Nor is China the sole, or even the most prominent, agent of regional change, for the US with its new-found doctrine of a “pivot” to Asia now bids to raise its profile significantly in the region, with a potential impact on regional alliances and associations. Fresh rivalries between these two countries have taken shape on a number of issues where their respective views and plans do not harmonise, and something of a “Great Game” between them is sometimes discerned by observers of the Asian scene. What draws attention is the clash of contending ideas promoted by some of the leading actors. The US seeks partnerships among the democratic countries, while China strives to develop mutual economic advantage with historical associates that are now re-emerging. Relations between these two principals can be edgy but they can also cooperate on many matters of shared interest that bring them together.
At the same time, there are other major countries in Asia that cannot be left out of the picture, Japan prominent among them, but none of these is currently identified with a singular idea or cause — there is no Japanese pivot or Silk Road. Nor is India similarly identified with an overarching message. Earlier, in its dealings with the post-war world, the dominant idea associated with India was non-alignment, but that is a concept that appears to have run its course, to judge from the lack of creative thinking it generates today even in its country of origin. Yet it has been argued that non-alignment is not the irrelevance that some would wish to believe; its global significance may have been reduced but regionally, and especially in the Indian Ocean region, non-alignment can still be regarded as an important element of Indian policy.
In this play of rival concepts taking shape in Asia, one should not lose sight of an ambitious Indian initiative known as the “Mausam Project”, a concept aimed at developing links between countries that experience the annual monsoon.

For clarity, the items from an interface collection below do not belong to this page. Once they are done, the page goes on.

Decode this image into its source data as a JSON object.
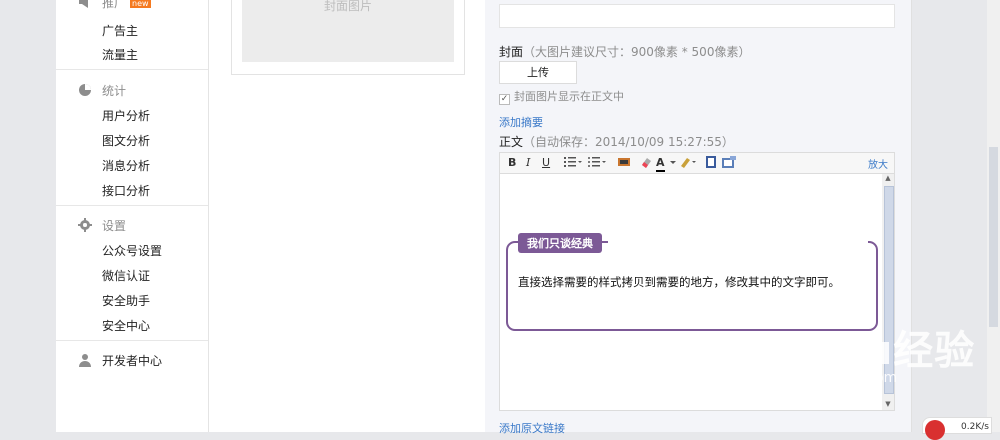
{
  "sidebar": {
    "promote": {
      "title": "推广",
      "badge": "new",
      "items": [
        "广告主",
        "流量主"
      ]
    },
    "stats": {
      "title": "统计",
      "items": [
        "用户分析",
        "图文分析",
        "消息分析",
        "接口分析"
      ]
    },
    "settings": {
      "title": "设置",
      "items": [
        "公众号设置",
        "微信认证",
        "安全助手",
        "安全中心"
      ]
    },
    "developer": {
      "title": "开发者中心"
    }
  },
  "preview": {
    "cover_placeholder": "封面图片"
  },
  "form": {
    "cover_label": "封面",
    "cover_hint": "（大图片建议尺寸：900像素 * 500像素）",
    "upload_label": "上传",
    "show_cover_label": "封面图片显示在正文中",
    "add_summary": "添加摘要",
    "body_label": "正文",
    "autosave": "（自动保存：2014/10/09 15:27:55）",
    "add_link": "添加原文链接"
  },
  "editor": {
    "toolbar": {
      "bold": "B",
      "italic": "I",
      "underline": "U",
      "enlarge": "放大"
    },
    "card": {
      "tag": "我们只谈经典",
      "text": "直接选择需要的样式拷贝到需要的地方，修改其中的文字即可。"
    }
  },
  "overlay": {
    "watermark": "Baidu经验",
    "watermark_sub": "jingyan.baidu.com",
    "speed": "0.2K/s"
  },
  "colors": {
    "accent": "#7c5996",
    "link": "#3a79c8"
  }
}
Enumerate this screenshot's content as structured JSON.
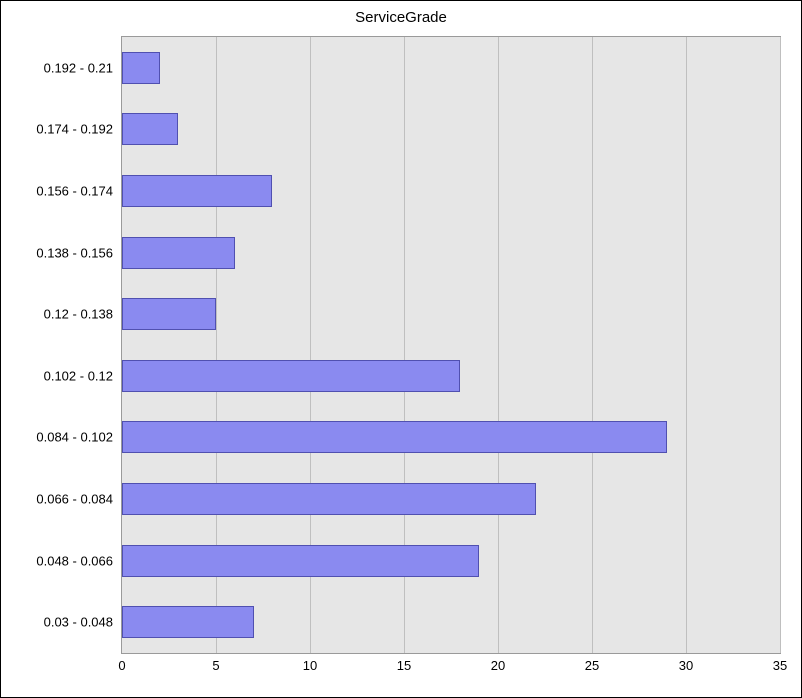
{
  "chart_data": {
    "type": "bar",
    "title": "ServiceGrade",
    "categories": [
      "0.192 - 0.21",
      "0.174 - 0.192",
      "0.156 - 0.174",
      "0.138 - 0.156",
      "0.12 - 0.138",
      "0.102 - 0.12",
      "0.084 - 0.102",
      "0.066 - 0.084",
      "0.048 - 0.066",
      "0.03 - 0.048"
    ],
    "values": [
      2,
      3,
      8,
      6,
      5,
      18,
      29,
      22,
      19,
      7
    ],
    "xlabel": "",
    "ylabel": "",
    "xticks": [
      0,
      5,
      10,
      15,
      20,
      25,
      30,
      35
    ],
    "xlim": [
      0,
      35
    ]
  }
}
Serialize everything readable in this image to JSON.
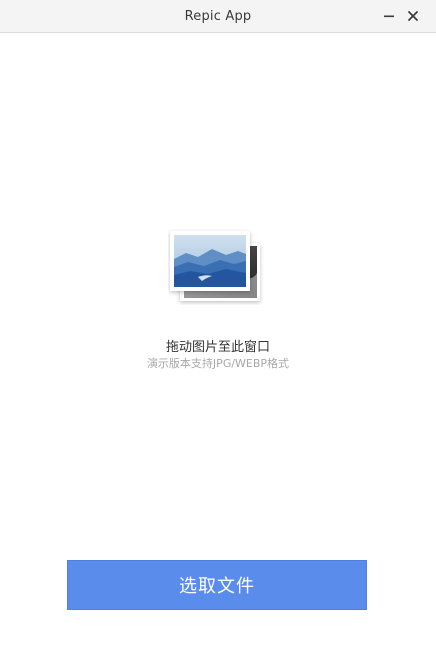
{
  "window": {
    "title": "Repic App",
    "minimize_symbol": "−",
    "close_symbol": "×"
  },
  "dropzone": {
    "icon": "photo-stack-icon",
    "title": "拖动图片至此窗口",
    "subtitle": "演示版本支持JPG/WEBP格式"
  },
  "actions": {
    "choose_file_label": "选取文件"
  },
  "colors": {
    "accent": "#5a8cec",
    "titlebar": "#f4f4f4",
    "subtitle": "#a8a8a8"
  }
}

These countries have much in common and can benefit from close association among themselves. However, having come up with the idea India has done little to take it forward, maybe there is room for it in the current quest for bigger, cementing ideas in Asia.
The Statesman / India
Published in Dawn, May 11th, 2016